They’re pretty much all digital nowadays, right?
Yep. They’ve got tons of songs to choose from, and they take cash, credit card or also operate via app (which Paule says has been great during COVID, for its touchless operation). They’re just more convenient overall. Digital jukeboxes also take far less maintenance. In the old days, Paule and an assistant would service a jukebox once a week, Paule counting the money and his assistant cleaning the CDs. That’s because back in the days of smoking in bars, the CDs would get a thin sheen of haze on them, Paule says. Same with the CDs inside the jukeboxes of bars close to the beach, thanks to the sea air.

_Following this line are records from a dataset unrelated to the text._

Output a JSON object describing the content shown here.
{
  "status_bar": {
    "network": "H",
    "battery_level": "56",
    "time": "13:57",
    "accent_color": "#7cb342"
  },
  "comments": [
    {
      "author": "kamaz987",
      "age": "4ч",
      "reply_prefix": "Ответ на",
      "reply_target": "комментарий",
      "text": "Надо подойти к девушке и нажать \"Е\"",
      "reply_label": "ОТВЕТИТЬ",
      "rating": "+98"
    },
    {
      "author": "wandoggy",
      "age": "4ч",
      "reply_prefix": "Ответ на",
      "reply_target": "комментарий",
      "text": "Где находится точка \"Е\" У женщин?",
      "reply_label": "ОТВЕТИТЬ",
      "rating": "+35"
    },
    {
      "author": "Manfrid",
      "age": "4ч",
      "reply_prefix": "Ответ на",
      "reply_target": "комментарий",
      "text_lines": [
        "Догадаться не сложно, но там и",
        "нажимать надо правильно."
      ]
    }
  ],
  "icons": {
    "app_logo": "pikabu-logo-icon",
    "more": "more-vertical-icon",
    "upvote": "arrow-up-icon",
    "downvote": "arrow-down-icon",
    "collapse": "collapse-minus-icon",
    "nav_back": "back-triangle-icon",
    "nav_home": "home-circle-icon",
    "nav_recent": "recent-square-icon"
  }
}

Nowadays, as bars reopen, Paule has had to work on a lot of their batteries. “You need to kind of wake it up and say, ‘Hey, you’re still alive, you’re still attached to this bar, let’s go back to work and go back online,’” he says. Additionally, fans need replacing, speakers and wiring need fixing (Paule also manages the sound system attached to the jukeboxes — all the bar needs to provide is the internet connection). Another perk of the digital jukeboxes is that Paule can monitor them remotely. If he sees one is overheating, he knows he needs to replace the fan, for example.
Do any bars still have CD jukeboxes?
Why do hipster bars insist on CD jukeboxes?
Aside from the coolness of old jukeboxes, they’re a way for the bar to control — or more specifically, limit — the types of music and songs played in their establishment, since they only hold 100 or so CDs. It’s basically vibe curation for a bar.
Why do bars have a jukebox anyway? Why not just let the bartender play songs?
The main reason is the revenue, Paule says. It’s easy money! Just put the machine in a spot where, say, another table wouldn’t fit, and you monetize an otherwise dead corner in your establishment. And it’s a couple thousand dollars more than if the bartender was playing deejay.
But there’s also a sort of HR or time-management aspect as well: Bar owners don’t want their bartenders fiddling with their phones to select songs when they could be serving customers instead. Paule also thinks that people tend to say longer if they control the music. They may have one more beer, for example. And if there’s a long line, a person is less likely to leave before the song they’ve already paid for comes on.
So, jukeboxes are still popular?
Yeah — giving customers the opportunity to play their favorite song while enjoying their favorite drink is kind of a no-brainer for a bar. “There’s something about sitting around the bar playing your favorite song, you know?” Paule says. “I think day is different than night. During the day the people will play that one weird song from the 1980s that they really like that they haven’t heard in 10 years, but the nighttime crowd seems to play whatever type of bar it is: If it’s a country bar, that’s what they play at night.”
And so even if no one behind the bar can stand your song selection, they’re at least tolerating it because they’re making money off of it — one Def Leppard song at a time.